Timmy Smith, 12, of Lancaster, Calif., is one of the principal co-founders of the group. In the summer of 2009, Timmy was tossed off a harbor cruise ship in Santa Barbara by his drunken father, who told the police he wanted to give his son "something to really cry about." Timmy admitted that he had been whimpering earlier because his father's drug-addled girlfriend had thrown up on his lap. The other co-founder is Sally Yates, 10, of Minneapolis. Her mother locked the kids in the car and attempted to commit mass suicide by carbon monoxide poisoning. Fortunately for Sally, the vehicle was electric. Her mother gave up a few hours later and turned herself over to authorities.
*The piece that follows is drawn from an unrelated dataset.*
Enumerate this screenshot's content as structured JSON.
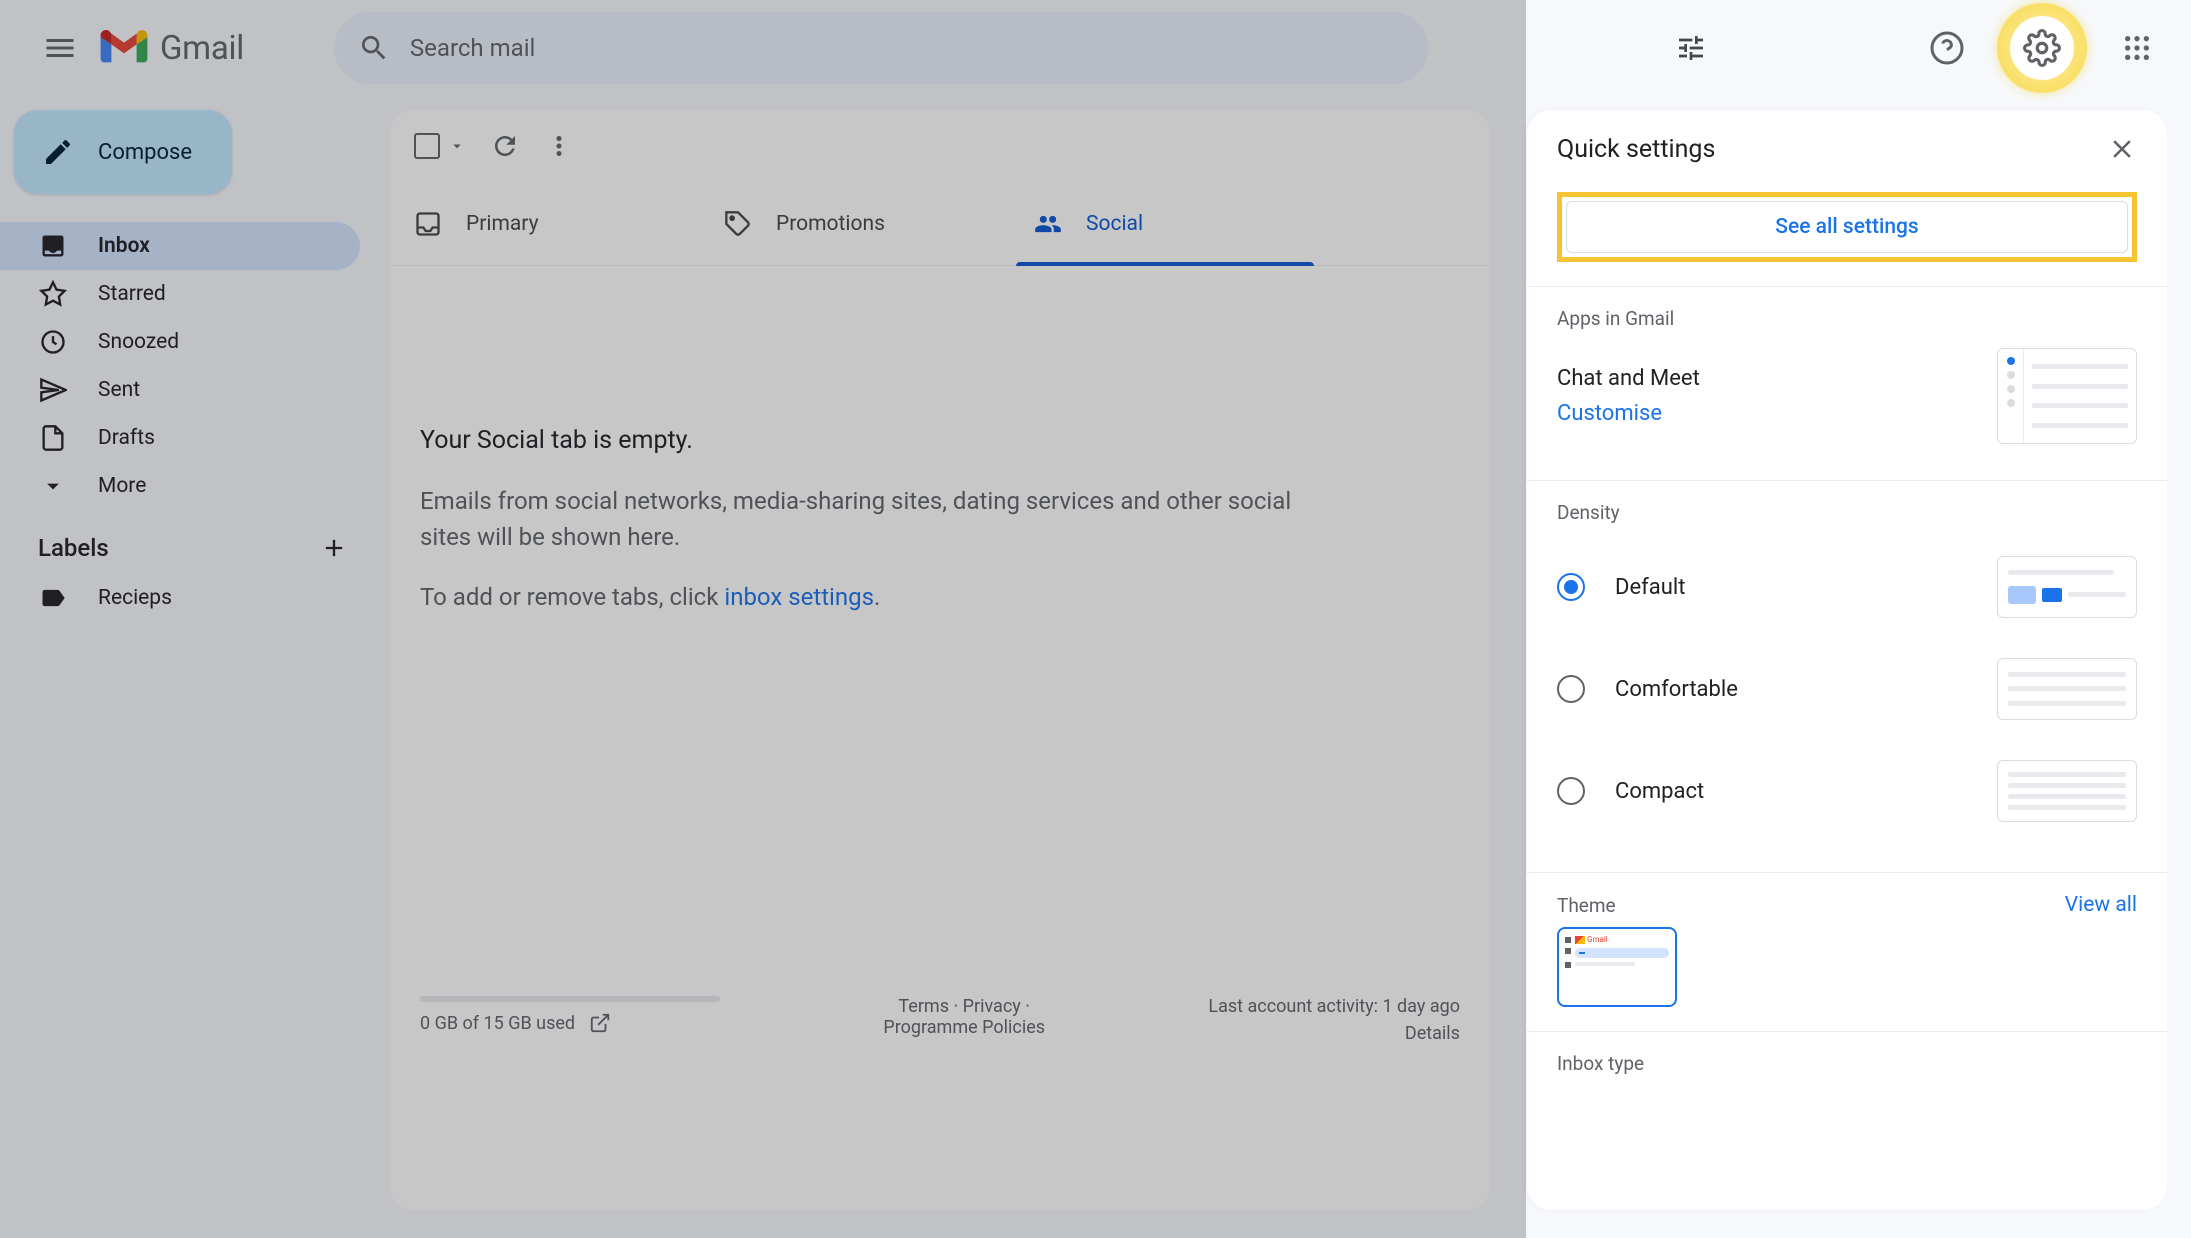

On Monday, at a rally in Washington, D.C., Timmy Smith addressed America's homicidal parents with his group's plea.
We understand that life is no walk in the park. And for many of us, the last time we took a walk in the park, you slapped our faces rotten for stepping in dog poop. But we, your victimized children, also understand that we are not the sole source of the frailties and shortcomings in your lives. At our worst, we're minor inconveniences -- not insurmountable obstacles to the realization of your dreams, deserving of an outcome one might find in a Thomas Hardy novel. Sure, the foster care system in this country may not be ideal, but it's a lot better than burning to death in our bedrooms or drowning in the bath or having our throats slit with a bread knife. We'll find a way to cope with our adopted parents. We'll eventually accept our situations and move forward, coming to terms with our pasts and embracing the truth that we were never the reasons your lives went so horribly wrong. Chances are, you had a closet full of skeletons long before we came into being. Why add our tiny skeletons to that pile? Keep it metaphorical.
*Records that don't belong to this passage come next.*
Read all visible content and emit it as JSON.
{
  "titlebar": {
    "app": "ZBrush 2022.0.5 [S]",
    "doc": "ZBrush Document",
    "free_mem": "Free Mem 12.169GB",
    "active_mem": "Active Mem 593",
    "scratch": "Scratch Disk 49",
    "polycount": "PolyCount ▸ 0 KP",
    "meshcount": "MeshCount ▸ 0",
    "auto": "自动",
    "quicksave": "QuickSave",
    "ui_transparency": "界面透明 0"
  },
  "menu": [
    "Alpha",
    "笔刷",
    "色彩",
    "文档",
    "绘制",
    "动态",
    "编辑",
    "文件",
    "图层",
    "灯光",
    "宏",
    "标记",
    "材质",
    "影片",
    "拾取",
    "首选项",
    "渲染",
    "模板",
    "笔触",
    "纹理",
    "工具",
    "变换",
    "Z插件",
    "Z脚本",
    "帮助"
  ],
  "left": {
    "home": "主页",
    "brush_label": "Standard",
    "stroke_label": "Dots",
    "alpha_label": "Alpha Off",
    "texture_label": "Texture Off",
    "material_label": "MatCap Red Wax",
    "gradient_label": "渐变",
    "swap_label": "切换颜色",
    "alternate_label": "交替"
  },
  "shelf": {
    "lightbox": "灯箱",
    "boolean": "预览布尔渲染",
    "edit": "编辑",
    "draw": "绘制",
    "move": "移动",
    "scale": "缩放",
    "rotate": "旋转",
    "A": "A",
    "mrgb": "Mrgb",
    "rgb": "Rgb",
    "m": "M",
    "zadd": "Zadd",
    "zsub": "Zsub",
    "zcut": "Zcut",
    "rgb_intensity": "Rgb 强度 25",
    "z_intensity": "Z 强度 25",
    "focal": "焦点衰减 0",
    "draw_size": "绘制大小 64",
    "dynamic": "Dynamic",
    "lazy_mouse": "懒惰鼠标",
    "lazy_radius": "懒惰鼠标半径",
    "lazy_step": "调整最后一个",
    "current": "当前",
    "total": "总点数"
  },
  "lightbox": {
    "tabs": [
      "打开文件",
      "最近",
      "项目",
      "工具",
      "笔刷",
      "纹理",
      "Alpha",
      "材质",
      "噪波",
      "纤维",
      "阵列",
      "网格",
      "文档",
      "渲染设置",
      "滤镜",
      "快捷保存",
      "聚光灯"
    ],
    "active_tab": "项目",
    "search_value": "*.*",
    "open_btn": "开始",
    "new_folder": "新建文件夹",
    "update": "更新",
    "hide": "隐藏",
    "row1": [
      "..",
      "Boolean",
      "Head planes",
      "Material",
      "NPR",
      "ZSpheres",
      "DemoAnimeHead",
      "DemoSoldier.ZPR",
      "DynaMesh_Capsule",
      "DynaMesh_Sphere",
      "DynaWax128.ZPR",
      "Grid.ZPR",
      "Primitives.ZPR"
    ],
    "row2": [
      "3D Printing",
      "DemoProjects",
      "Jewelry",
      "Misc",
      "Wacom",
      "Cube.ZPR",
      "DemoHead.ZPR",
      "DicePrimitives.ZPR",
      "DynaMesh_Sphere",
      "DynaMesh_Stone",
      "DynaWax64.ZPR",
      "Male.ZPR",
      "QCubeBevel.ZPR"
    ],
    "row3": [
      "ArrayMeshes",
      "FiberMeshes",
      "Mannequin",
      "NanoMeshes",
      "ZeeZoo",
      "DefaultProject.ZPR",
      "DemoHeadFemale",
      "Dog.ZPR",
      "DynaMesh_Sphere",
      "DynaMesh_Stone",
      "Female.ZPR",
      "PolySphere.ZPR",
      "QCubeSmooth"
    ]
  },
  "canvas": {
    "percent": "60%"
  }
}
The road to recovery will be long and hard, but we're young and resilient. We can get over your demise. It's not like we were raped by a football coach in a locker room; we should be fine by the time we reach high school. Give us the chance to find out by letting us live long enough to reach high school. If you really love us, as you say you do when placing the barrel of a gun in our confused little mouths, leave the burden of raising us to others who may feel less encumbered by our messy rooms or failures to use inside voices. Thank you in advance for your consideration.
(c) 2012. See disclaimers.